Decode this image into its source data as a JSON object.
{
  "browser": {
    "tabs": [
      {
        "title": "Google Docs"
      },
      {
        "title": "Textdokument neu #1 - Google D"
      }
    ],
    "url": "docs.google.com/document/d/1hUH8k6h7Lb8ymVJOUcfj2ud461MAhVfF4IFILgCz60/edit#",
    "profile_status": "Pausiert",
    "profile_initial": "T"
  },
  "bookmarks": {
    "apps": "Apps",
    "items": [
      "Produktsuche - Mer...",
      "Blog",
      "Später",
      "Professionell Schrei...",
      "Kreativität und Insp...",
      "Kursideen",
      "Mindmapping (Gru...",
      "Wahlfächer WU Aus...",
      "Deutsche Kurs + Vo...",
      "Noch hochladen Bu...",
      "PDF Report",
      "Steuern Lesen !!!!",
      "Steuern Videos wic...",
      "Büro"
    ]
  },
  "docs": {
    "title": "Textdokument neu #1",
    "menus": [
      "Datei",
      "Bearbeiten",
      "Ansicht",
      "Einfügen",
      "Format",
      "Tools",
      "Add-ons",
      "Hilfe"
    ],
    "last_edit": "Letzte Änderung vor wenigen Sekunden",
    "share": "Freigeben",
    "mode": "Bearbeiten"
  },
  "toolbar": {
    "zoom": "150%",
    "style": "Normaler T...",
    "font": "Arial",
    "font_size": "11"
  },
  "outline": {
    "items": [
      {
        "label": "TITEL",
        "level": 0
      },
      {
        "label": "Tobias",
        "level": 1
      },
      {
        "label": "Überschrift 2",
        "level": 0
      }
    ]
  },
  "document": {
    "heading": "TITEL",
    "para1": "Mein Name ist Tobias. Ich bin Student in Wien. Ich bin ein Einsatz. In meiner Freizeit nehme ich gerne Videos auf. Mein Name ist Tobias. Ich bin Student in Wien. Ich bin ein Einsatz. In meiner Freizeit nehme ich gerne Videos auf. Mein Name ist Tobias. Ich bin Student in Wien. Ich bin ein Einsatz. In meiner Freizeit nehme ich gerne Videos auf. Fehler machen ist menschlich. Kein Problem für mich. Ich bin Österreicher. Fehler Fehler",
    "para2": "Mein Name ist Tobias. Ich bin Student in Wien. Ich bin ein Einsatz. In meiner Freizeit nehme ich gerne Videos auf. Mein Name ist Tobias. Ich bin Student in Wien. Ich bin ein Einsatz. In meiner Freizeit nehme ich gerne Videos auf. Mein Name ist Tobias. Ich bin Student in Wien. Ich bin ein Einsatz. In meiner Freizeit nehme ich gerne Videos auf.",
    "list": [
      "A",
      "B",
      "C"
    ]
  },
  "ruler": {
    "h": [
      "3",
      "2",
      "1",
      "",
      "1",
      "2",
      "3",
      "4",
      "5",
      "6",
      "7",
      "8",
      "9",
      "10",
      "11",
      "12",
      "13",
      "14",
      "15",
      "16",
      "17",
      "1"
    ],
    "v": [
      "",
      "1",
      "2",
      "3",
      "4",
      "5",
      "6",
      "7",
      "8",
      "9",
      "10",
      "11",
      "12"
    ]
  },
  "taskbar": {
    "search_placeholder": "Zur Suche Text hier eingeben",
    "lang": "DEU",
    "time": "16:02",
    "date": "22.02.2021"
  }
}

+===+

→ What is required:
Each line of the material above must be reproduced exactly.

→ Task answer:
Decode this image into its source data as a JSON object.
{
  "browser": {
    "tabs": [
      {
        "title": "Google Docs"
      },
      {
        "title": "Textdokument neu #1 - Google D"
      }
    ],
    "url": "docs.google.com/document/d/1hUH8k6h7Lb8ymVJOUcfj2ud461MAhVfF4IFILgCz60/edit#",
    "profile_status": "Pausiert",
    "profile_initial": "T"
  },
  "bookmarks": {
    "apps": "Apps",
    "items": [
      "Produktsuche - Mer...",
      "Blog",
      "Später",
      "Professionell Schrei...",
      "Kreativität und Insp...",
      "Kursideen",
      "Mindmapping (Gru...",
      "Wahlfächer WU Aus...",
      "Deutsche Kurs + Vo...",
      "Noch hochladen Bu...",
      "PDF Report",
      "Steuern Lesen !!!!",
      "Steuern Videos wic...",
      "Büro"
    ]
  },
  "docs": {
    "title": "Textdokument neu #1",
    "menus": [
      "Datei",
      "Bearbeiten",
      "Ansicht",
      "Einfügen",
      "Format",
      "Tools",
      "Add-ons",
      "Hilfe"
    ],
    "last_edit": "Letzte Änderung vor wenigen Sekunden",
    "share": "Freigeben",
    "mode": "Bearbeiten"
  },
  "toolbar": {
    "zoom": "150%",
    "style": "Normaler T...",
    "font": "Arial",
    "font_size": "11"
  },
  "outline": {
    "items": [
      {
        "label": "TITEL",
        "level": 0
      },
      {
        "label": "Tobias",
        "level": 1
      },
      {
        "label": "Überschrift 2",
        "level": 0
      }
    ]
  },
  "document": {
    "heading": "TITEL",
    "para1": "Mein Name ist Tobias. Ich bin Student in Wien. Ich bin ein Einsatz. In meiner Freizeit nehme ich gerne Videos auf. Mein Name ist Tobias. Ich bin Student in Wien. Ich bin ein Einsatz. In meiner Freizeit nehme ich gerne Videos auf. Mein Name ist Tobias. Ich bin Student in Wien. Ich bin ein Einsatz. In meiner Freizeit nehme ich gerne Videos auf. Fehler machen ist menschlich. Kein Problem für mich. Ich bin Österreicher. Fehler Fehler",
    "para2": "Mein Name ist Tobias. Ich bin Student in Wien. Ich bin ein Einsatz. In meiner Freizeit nehme ich gerne Videos auf. Mein Name ist Tobias. Ich bin Student in Wien. Ich bin ein Einsatz. In meiner Freizeit nehme ich gerne Videos auf. Mein Name ist Tobias. Ich bin Student in Wien. Ich bin ein Einsatz. In meiner Freizeit nehme ich gerne Videos auf.",
    "list": [
      "A",
      "B",
      "C"
    ]
  },
  "ruler": {
    "h": [
      "3",
      "2",
      "1",
      "",
      "1",
      "2",
      "3",
      "4",
      "5",
      "6",
      "7",
      "8",
      "9",
      "10",
      "11",
      "12",
      "13",
      "14",
      "15",
      "16",
      "17",
      "1"
    ],
    "v": [
      "",
      "1",
      "2",
      "3",
      "4",
      "5",
      "6",
      "7",
      "8",
      "9",
      "10",
      "11",
      "12"
    ]
  },
  "taskbar": {
    "search_placeholder": "Zur Suche Text hier eingeben",
    "lang": "DEU",
    "time": "16:02",
    "date": "22.02.2021"
  }
}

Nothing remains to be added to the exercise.